» **THE DATA**:
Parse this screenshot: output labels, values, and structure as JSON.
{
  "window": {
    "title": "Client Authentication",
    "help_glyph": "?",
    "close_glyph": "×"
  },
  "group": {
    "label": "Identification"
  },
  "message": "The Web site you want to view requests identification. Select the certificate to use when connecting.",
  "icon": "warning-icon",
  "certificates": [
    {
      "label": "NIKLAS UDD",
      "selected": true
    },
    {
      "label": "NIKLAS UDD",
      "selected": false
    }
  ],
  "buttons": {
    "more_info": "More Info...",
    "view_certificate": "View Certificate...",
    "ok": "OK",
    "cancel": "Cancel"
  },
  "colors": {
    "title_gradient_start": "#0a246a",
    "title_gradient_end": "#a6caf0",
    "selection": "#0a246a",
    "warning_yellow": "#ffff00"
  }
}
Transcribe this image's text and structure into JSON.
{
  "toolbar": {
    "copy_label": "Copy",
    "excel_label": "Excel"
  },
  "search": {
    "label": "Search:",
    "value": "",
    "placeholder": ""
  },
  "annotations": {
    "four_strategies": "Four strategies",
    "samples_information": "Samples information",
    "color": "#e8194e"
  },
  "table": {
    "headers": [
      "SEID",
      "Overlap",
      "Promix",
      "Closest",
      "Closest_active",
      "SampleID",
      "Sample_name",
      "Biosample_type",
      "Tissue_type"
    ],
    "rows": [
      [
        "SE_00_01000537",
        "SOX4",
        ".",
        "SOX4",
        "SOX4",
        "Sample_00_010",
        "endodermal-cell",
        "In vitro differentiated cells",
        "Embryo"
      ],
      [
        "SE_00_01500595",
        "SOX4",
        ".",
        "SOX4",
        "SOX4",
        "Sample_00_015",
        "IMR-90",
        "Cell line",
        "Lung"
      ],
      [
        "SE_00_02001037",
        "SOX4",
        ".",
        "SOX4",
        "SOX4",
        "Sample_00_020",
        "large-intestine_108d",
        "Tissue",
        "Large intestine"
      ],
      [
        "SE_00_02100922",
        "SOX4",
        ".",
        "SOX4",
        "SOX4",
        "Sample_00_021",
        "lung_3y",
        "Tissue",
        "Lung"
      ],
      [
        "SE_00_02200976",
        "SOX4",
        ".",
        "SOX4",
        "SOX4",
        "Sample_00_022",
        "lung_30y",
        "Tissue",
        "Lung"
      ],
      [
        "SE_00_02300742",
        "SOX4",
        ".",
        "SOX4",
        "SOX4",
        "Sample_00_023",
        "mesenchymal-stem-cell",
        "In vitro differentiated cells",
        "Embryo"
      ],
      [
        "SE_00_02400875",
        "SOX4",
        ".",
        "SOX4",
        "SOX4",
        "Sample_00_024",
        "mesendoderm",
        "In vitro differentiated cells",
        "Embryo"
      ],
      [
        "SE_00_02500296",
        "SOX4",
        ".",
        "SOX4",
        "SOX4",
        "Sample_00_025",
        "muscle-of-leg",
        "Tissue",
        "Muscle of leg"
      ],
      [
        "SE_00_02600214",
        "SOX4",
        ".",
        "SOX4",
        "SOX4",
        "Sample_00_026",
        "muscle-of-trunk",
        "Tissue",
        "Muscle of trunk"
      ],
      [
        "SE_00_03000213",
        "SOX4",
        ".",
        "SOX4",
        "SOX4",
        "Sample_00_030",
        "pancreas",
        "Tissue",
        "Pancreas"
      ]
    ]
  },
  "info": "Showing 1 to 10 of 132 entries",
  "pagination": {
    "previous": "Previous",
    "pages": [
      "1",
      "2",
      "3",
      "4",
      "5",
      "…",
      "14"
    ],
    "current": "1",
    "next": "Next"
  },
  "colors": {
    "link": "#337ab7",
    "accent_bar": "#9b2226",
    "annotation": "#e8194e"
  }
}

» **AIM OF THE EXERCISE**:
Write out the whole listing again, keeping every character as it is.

» **TASK ANSWER**:
Parse this screenshot: output labels, values, and structure as JSON.
{
  "window": {
    "title": "Client Authentication",
    "help_glyph": "?",
    "close_glyph": "×"
  },
  "group": {
    "label": "Identification"
  },
  "message": "The Web site you want to view requests identification. Select the certificate to use when connecting.",
  "icon": "warning-icon",
  "certificates": [
    {
      "label": "NIKLAS UDD",
      "selected": true
    },
    {
      "label": "NIKLAS UDD",
      "selected": false
    }
  ],
  "buttons": {
    "more_info": "More Info...",
    "view_certificate": "View Certificate...",
    "ok": "OK",
    "cancel": "Cancel"
  },
  "colors": {
    "title_gradient_start": "#0a246a",
    "title_gradient_end": "#a6caf0",
    "selection": "#0a246a",
    "warning_yellow": "#ffff00"
  }
}
Transcribe this image's text and structure into JSON.
{
  "toolbar": {
    "copy_label": "Copy",
    "excel_label": "Excel"
  },
  "search": {
    "label": "Search:",
    "value": "",
    "placeholder": ""
  },
  "annotations": {
    "four_strategies": "Four strategies",
    "samples_information": "Samples information",
    "color": "#e8194e"
  },
  "table": {
    "headers": [
      "SEID",
      "Overlap",
      "Promix",
      "Closest",
      "Closest_active",
      "SampleID",
      "Sample_name",
      "Biosample_type",
      "Tissue_type"
    ],
    "rows": [
      [
        "SE_00_01000537",
        "SOX4",
        ".",
        "SOX4",
        "SOX4",
        "Sample_00_010",
        "endodermal-cell",
        "In vitro differentiated cells",
        "Embryo"
      ],
      [
        "SE_00_01500595",
        "SOX4",
        ".",
        "SOX4",
        "SOX4",
        "Sample_00_015",
        "IMR-90",
        "Cell line",
        "Lung"
      ],
      [
        "SE_00_02001037",
        "SOX4",
        ".",
        "SOX4",
        "SOX4",
        "Sample_00_020",
        "large-intestine_108d",
        "Tissue",
        "Large intestine"
      ],
      [
        "SE_00_02100922",
        "SOX4",
        ".",
        "SOX4",
        "SOX4",
        "Sample_00_021",
        "lung_3y",
        "Tissue",
        "Lung"
      ],
      [
        "SE_00_02200976",
        "SOX4",
        ".",
        "SOX4",
        "SOX4",
        "Sample_00_022",
        "lung_30y",
        "Tissue",
        "Lung"
      ],
      [
        "SE_00_02300742",
        "SOX4",
        ".",
        "SOX4",
        "SOX4",
        "Sample_00_023",
        "mesenchymal-stem-cell",
        "In vitro differentiated cells",
        "Embryo"
      ],
      [
        "SE_00_02400875",
        "SOX4",
        ".",
        "SOX4",
        "SOX4",
        "Sample_00_024",
        "mesendoderm",
        "In vitro differentiated cells",
        "Embryo"
      ],
      [
        "SE_00_02500296",
        "SOX4",
        ".",
        "SOX4",
        "SOX4",
        "Sample_00_025",
        "muscle-of-leg",
        "Tissue",
        "Muscle of leg"
      ],
      [
        "SE_00_02600214",
        "SOX4",
        ".",
        "SOX4",
        "SOX4",
        "Sample_00_026",
        "muscle-of-trunk",
        "Tissue",
        "Muscle of trunk"
      ],
      [
        "SE_00_03000213",
        "SOX4",
        ".",
        "SOX4",
        "SOX4",
        "Sample_00_030",
        "pancreas",
        "Tissue",
        "Pancreas"
      ]
    ]
  },
  "info": "Showing 1 to 10 of 132 entries",
  "pagination": {
    "previous": "Previous",
    "pages": [
      "1",
      "2",
      "3",
      "4",
      "5",
      "…",
      "14"
    ],
    "current": "1",
    "next": "Next"
  },
  "colors": {
    "link": "#337ab7",
    "accent_bar": "#9b2226",
    "annotation": "#e8194e"
  }
}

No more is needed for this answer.